### Dataset excerpts
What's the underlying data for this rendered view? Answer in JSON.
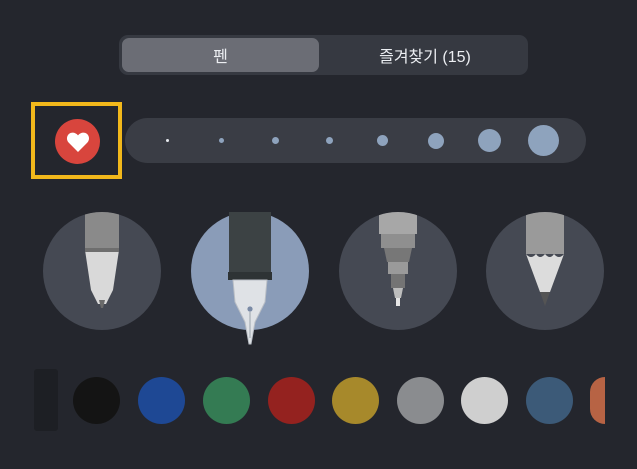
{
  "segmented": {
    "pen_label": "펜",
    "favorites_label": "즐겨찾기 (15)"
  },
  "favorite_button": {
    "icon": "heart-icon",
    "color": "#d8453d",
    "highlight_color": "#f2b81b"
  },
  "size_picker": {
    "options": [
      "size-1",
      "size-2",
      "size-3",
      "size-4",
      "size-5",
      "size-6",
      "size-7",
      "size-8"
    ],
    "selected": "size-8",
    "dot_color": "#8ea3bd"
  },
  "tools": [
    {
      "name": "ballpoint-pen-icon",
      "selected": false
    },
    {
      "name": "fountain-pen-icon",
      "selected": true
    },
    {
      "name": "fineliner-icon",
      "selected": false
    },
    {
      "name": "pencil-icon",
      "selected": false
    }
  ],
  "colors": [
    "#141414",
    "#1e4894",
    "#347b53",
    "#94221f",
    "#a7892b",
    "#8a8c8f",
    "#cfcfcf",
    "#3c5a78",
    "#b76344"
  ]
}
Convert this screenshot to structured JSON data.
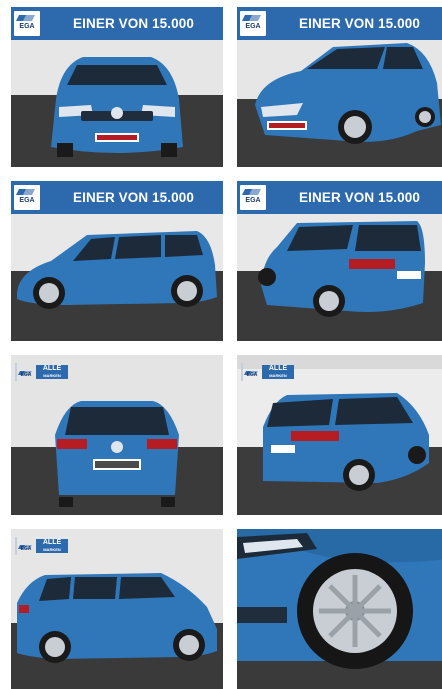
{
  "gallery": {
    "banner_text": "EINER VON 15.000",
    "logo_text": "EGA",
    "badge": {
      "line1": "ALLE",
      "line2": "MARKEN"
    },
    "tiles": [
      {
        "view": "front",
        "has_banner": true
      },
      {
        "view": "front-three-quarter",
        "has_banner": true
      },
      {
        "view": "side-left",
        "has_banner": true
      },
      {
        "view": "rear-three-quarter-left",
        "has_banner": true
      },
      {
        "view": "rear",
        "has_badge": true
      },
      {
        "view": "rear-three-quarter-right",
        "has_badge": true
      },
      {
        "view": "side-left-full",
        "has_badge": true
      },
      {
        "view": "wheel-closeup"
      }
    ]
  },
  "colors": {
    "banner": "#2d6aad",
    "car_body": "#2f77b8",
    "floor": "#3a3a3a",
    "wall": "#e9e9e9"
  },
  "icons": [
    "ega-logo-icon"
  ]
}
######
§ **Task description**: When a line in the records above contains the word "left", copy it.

§ **Solution below**:
        "view": "side-left",
        "view": "rear-three-quarter-left",
        "view": "side-left-full",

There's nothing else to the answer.